◆ Your task
Go through the data line by line. Copy each one holding the string "datetime".

>>>

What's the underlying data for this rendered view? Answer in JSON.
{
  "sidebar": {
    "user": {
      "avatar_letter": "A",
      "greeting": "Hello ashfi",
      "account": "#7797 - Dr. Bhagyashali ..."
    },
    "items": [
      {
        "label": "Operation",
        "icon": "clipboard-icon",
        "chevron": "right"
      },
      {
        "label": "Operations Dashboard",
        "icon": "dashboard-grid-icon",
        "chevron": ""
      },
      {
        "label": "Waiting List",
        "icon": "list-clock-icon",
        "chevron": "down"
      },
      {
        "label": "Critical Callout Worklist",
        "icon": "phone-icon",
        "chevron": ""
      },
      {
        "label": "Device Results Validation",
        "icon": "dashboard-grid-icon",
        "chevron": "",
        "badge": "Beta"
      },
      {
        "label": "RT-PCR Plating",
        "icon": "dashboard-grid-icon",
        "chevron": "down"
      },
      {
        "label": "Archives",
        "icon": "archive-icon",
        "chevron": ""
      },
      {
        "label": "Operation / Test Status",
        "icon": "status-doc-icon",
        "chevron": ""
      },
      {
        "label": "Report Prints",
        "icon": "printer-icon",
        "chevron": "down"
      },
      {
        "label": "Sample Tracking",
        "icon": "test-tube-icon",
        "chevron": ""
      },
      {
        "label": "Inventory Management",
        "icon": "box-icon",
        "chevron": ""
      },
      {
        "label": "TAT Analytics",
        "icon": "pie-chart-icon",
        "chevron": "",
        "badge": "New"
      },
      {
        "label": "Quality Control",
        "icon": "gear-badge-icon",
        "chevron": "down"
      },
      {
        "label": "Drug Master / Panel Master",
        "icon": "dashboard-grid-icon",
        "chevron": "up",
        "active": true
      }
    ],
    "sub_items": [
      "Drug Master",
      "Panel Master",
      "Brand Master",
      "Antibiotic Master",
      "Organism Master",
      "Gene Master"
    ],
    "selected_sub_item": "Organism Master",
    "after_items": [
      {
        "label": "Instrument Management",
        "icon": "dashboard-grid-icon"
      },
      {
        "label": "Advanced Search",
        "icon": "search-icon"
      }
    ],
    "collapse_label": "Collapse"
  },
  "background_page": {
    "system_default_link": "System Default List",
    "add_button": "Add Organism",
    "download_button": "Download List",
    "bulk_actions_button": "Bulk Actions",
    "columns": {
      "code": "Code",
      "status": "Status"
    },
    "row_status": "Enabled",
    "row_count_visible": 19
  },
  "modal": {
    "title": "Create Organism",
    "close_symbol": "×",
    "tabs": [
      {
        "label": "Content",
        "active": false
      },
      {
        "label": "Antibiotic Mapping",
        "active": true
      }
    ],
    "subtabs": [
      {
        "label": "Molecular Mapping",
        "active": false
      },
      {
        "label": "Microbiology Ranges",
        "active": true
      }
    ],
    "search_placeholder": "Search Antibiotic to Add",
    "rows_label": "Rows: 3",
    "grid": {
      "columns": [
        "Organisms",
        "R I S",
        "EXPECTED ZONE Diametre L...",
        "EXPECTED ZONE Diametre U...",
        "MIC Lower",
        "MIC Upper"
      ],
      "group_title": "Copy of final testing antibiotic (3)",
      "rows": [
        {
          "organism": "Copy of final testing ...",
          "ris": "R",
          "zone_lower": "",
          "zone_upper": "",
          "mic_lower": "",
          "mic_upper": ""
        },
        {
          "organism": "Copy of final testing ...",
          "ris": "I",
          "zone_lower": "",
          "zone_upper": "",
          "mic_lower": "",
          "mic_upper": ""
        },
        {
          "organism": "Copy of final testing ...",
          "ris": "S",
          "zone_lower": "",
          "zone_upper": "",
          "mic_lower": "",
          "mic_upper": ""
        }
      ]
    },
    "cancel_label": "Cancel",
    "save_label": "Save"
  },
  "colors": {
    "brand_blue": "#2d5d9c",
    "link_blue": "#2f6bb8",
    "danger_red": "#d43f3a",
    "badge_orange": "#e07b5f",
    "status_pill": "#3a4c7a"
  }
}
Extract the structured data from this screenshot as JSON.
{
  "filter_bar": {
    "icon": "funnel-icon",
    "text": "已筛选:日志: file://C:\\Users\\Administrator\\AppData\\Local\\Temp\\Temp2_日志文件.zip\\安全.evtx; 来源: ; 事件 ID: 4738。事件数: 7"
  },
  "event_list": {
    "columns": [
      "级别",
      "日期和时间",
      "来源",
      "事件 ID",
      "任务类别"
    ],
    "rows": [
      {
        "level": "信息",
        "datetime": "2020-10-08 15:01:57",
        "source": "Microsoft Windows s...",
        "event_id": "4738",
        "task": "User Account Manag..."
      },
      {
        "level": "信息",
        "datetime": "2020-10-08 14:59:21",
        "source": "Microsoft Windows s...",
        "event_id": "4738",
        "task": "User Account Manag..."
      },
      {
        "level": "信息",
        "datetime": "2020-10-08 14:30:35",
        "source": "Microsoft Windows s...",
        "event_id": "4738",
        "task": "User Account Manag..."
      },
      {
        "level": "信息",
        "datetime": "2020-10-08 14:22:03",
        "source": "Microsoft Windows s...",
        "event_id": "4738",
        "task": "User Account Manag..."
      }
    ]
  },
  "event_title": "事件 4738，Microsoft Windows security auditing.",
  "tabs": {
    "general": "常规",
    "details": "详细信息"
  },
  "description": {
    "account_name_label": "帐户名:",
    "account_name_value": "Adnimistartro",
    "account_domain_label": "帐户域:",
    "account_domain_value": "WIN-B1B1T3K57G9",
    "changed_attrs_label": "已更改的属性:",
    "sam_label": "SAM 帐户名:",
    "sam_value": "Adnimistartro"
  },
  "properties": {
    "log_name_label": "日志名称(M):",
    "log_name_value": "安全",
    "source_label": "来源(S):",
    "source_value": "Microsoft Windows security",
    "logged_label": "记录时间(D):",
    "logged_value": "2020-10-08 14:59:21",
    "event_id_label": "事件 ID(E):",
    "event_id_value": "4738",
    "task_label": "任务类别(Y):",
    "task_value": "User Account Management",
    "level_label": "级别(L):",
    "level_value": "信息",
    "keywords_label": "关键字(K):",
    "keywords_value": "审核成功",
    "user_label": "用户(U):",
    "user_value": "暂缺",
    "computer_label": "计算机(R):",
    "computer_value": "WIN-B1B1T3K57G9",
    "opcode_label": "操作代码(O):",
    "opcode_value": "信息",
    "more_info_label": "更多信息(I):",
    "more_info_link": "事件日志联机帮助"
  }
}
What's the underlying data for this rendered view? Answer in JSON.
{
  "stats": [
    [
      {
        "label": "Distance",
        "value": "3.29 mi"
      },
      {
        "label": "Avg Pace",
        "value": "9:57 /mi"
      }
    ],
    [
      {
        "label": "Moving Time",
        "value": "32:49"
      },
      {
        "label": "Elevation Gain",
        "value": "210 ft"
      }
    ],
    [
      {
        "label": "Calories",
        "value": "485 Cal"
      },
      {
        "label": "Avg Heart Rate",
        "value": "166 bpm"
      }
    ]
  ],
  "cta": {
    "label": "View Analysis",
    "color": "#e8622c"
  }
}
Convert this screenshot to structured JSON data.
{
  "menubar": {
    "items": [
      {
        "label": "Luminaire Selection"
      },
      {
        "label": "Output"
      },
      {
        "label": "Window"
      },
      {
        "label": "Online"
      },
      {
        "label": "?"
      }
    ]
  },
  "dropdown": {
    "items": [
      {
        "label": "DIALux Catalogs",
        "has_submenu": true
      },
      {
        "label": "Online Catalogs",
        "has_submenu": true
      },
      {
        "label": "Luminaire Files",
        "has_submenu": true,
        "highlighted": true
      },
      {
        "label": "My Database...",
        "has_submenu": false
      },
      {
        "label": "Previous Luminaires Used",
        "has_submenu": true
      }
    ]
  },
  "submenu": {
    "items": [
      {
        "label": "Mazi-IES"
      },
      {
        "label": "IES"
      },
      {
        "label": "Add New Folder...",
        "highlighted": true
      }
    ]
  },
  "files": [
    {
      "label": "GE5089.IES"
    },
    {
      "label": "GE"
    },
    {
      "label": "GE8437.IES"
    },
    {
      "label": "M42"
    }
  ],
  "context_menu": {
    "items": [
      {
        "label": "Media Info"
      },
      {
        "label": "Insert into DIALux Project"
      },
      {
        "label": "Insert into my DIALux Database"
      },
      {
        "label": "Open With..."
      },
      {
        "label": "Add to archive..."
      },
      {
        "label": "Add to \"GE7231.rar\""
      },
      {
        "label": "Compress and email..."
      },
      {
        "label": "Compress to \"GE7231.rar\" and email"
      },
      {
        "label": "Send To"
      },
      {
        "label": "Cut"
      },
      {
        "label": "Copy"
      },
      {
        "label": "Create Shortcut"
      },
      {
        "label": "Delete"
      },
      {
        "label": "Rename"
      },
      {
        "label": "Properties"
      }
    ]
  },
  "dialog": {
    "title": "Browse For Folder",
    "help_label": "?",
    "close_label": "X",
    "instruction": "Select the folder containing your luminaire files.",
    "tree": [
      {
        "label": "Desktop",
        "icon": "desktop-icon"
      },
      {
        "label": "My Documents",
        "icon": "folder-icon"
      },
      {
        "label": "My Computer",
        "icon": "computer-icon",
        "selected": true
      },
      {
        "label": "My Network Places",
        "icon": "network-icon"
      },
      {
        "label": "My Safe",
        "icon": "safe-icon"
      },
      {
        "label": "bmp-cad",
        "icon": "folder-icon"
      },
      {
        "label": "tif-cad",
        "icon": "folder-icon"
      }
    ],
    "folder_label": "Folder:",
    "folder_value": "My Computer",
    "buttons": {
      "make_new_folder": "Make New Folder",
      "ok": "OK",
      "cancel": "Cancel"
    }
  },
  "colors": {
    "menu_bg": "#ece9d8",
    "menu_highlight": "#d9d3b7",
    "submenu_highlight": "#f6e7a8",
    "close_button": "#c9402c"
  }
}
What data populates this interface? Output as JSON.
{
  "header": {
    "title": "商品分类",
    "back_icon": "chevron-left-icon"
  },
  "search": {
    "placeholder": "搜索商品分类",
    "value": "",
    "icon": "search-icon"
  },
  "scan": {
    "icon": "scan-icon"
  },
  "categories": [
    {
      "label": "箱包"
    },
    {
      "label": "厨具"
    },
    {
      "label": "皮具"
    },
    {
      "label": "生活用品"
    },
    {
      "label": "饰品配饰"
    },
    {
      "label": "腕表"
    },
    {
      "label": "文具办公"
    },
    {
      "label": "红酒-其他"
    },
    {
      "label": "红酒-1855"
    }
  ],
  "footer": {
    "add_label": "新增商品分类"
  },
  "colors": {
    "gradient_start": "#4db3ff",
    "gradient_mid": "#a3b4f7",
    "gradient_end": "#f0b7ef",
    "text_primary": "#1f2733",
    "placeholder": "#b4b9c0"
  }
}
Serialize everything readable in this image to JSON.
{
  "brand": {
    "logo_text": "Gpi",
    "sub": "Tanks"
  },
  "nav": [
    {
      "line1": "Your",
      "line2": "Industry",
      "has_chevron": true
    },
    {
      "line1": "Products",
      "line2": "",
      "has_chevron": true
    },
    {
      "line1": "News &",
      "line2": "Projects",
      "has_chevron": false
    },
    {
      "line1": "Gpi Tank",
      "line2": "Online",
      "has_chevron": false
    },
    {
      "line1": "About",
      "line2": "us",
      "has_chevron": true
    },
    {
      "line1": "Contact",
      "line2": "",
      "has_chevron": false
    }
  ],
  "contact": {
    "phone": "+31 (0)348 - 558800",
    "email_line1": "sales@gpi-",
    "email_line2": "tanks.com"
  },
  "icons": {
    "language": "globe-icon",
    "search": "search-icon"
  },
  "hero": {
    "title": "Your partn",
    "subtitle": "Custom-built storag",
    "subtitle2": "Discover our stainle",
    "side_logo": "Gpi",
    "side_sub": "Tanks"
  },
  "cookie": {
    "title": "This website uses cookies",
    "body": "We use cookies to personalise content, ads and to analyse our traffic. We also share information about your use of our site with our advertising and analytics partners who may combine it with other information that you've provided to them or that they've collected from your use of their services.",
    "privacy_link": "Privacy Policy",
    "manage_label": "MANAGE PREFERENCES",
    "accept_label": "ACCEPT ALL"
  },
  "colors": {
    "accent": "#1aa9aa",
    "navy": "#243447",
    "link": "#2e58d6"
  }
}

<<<

◆ Task answer
        "datetime": "2020-10-08 15:01:57",
        "datetime": "2020-10-08 14:59:21",
        "datetime": "2020-10-08 14:30:35",
        "datetime": "2020-10-08 14:22:03",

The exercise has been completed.